What the task requires: Going through the entries below, find how many lines hold "this", then give that number alone.
|---|
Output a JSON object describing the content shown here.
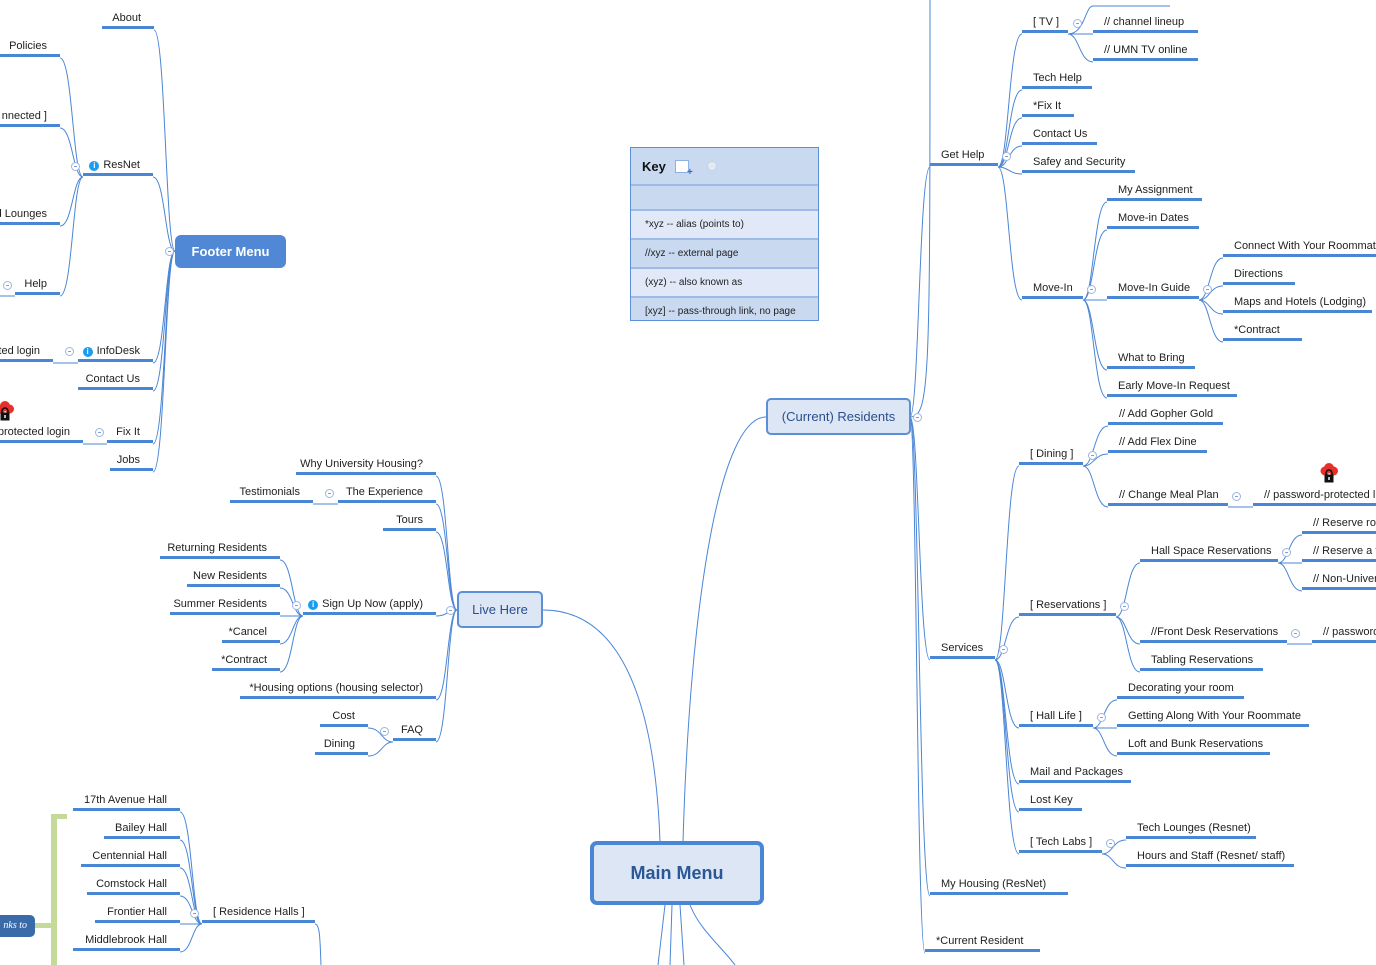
{
  "colors": {
    "branch": "#4a86d6",
    "footer_fill": "#5088d6",
    "topic_fill": "#dce6f5",
    "info": "#1a9cf0",
    "lock": "#e8302a",
    "bracket": "#c5d99a"
  },
  "key": {
    "title": "Key",
    "rows": [
      "*xyz -- alias (points to)",
      "//xyz  --  external page",
      "(xyz) -- also known as",
      "[xyz] -- pass-through link, no page"
    ]
  },
  "main_menu": {
    "title": "Main Menu"
  },
  "footer": {
    "title": "Footer Menu",
    "items": [
      "About",
      "Policies",
      "nnected ]",
      "d Lounges",
      "Help",
      "ResNet",
      "ted login",
      "InfoDesk",
      "Contact Us",
      "protected login",
      "Fix It",
      "Jobs"
    ]
  },
  "live": {
    "title": "Live Here",
    "items": [
      "Why University Housing?",
      "Testimonials",
      "The Experience",
      "Tours",
      "Returning Residents",
      "New Residents",
      "Summer Residents",
      "*Cancel",
      "*Contract",
      "Sign Up Now (apply)",
      "*Housing options (housing selector)",
      "Cost",
      "Dining",
      "FAQ"
    ]
  },
  "halls": {
    "items": [
      "17th Avenue Hall",
      "Bailey Hall",
      "Centennial Hall",
      "Comstock Hall",
      "Frontier Hall",
      "Middlebrook Hall",
      "[ Residence Halls ]"
    ],
    "badge": "nks to"
  },
  "residents": {
    "title": "(Current) Residents",
    "items": [
      "Get Help",
      "[ TV ]",
      "// channel lineup",
      "// UMN TV online",
      "Tech Help",
      "*Fix It",
      "Contact Us",
      "Safey and Security",
      "Move-In",
      "My Assignment",
      "Move-in Dates",
      "Move-In Guide",
      "Connect With Your Roommate",
      "Directions",
      "Maps and Hotels (Lodging)",
      "*Contract",
      "What to Bring",
      "Early Move-In Request",
      "Services",
      "[ Dining ]",
      "// Add Gopher Gold",
      "// Add Flex Dine",
      "// Change Meal Plan",
      "// password-protected l",
      "[ Reservations ]",
      "Hall Space Reservations",
      "// Reserve ro",
      "// Reserve a t",
      "// Non-Univer",
      "//Front Desk Reservations",
      "// password",
      "Tabling Reservations",
      "[ Hall Life ]",
      "Decorating your room",
      "Getting Along With Your Roommate",
      "Loft and Bunk Reservations",
      "Mail and Packages",
      "Lost Key",
      "[ Tech Labs ]",
      "Tech Lounges (Resnet)",
      "Hours and Staff (Resnet/ staff)",
      "My Housing (ResNet)",
      "*Current Resident"
    ]
  }
}
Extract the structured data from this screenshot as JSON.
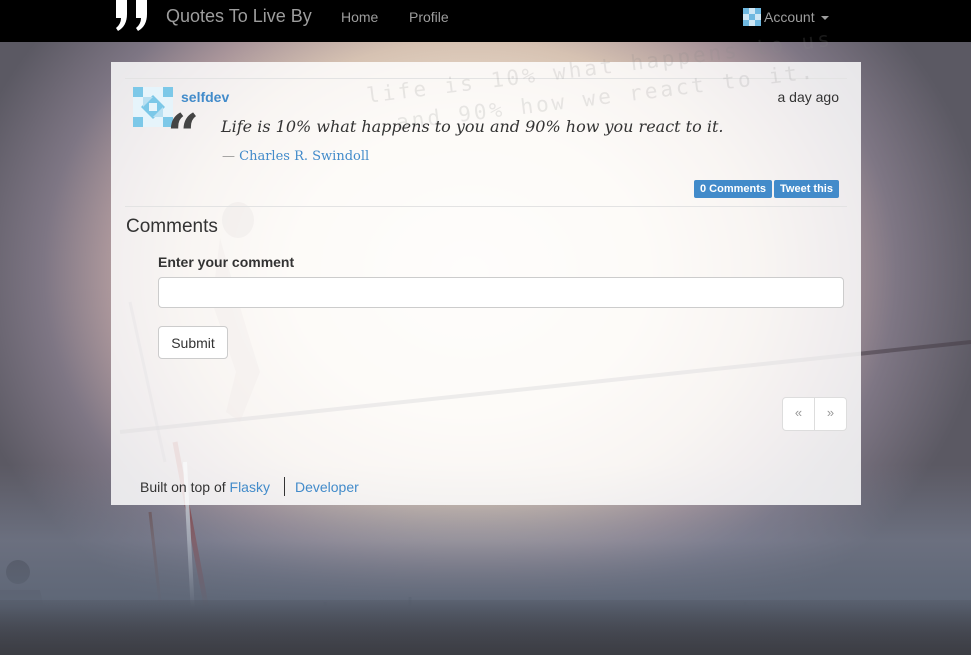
{
  "navbar": {
    "brand": "Quotes To Live By",
    "links": [
      {
        "label": "Home"
      },
      {
        "label": "Profile"
      }
    ],
    "account_label": "Account"
  },
  "post": {
    "username": "selfdev",
    "timestamp": "a day ago",
    "quote_mark": "“",
    "quote": "Life is 10% what happens to you and 90% how you react to it.",
    "author_dash": "—",
    "author": "Charles R. Swindoll",
    "comments_button": "0 Comments",
    "tweet_button": "Tweet this",
    "watermark_lines": [
      "life is 10% what happens to us",
      "and 90% how we react to it."
    ]
  },
  "comments": {
    "title": "Comments",
    "input_label": "Enter your comment",
    "input_value": "",
    "submit_label": "Submit"
  },
  "pagination": {
    "prev": "«",
    "next": "»"
  },
  "footer": {
    "built_text": "Built on top of",
    "flasky_link": "Flasky",
    "developer_link": "Developer"
  },
  "colors": {
    "navbar_bg": "#000000",
    "link": "#428bca",
    "button": "#428bca"
  }
}
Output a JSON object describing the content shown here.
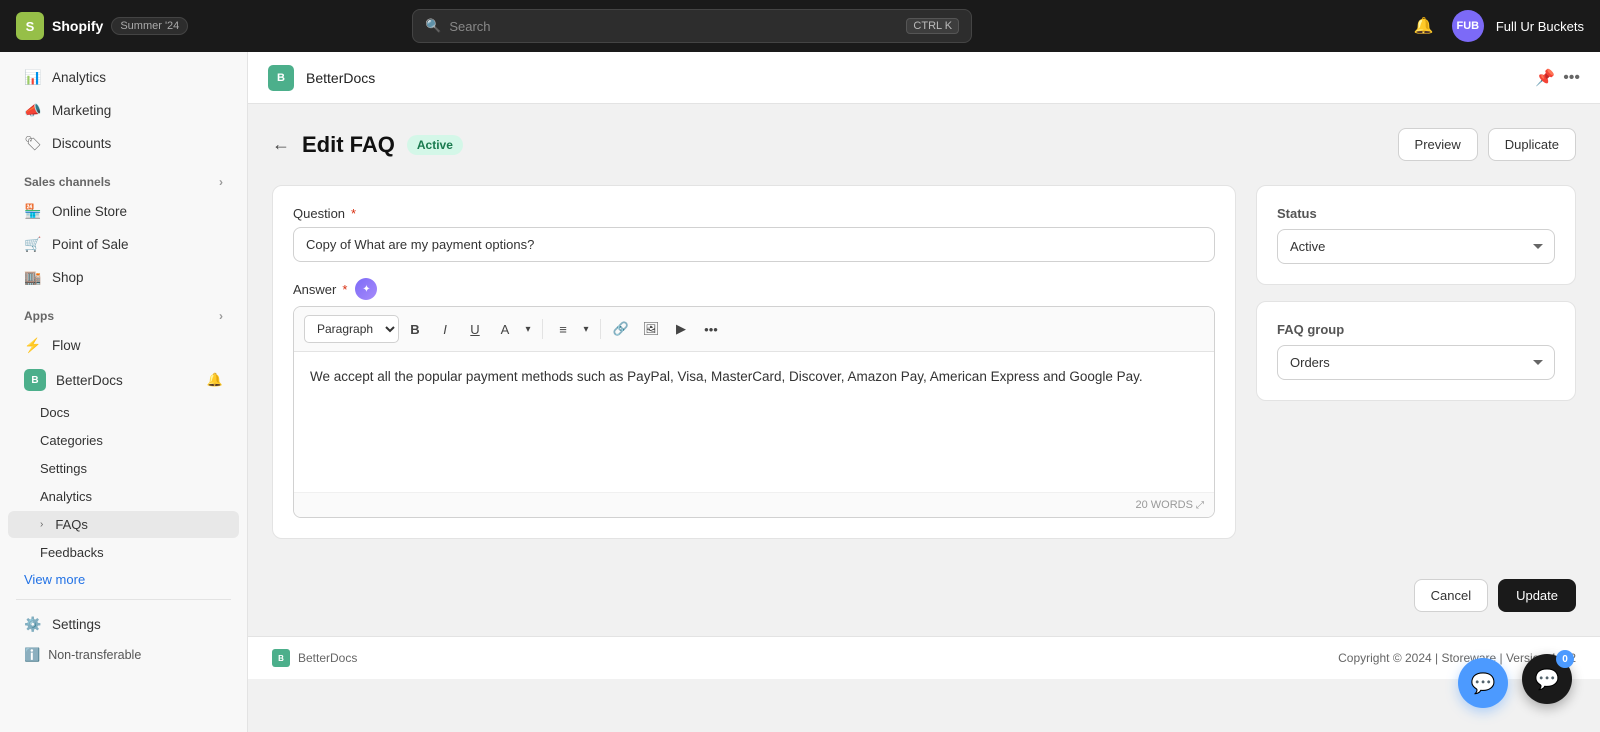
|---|
Written answer: 2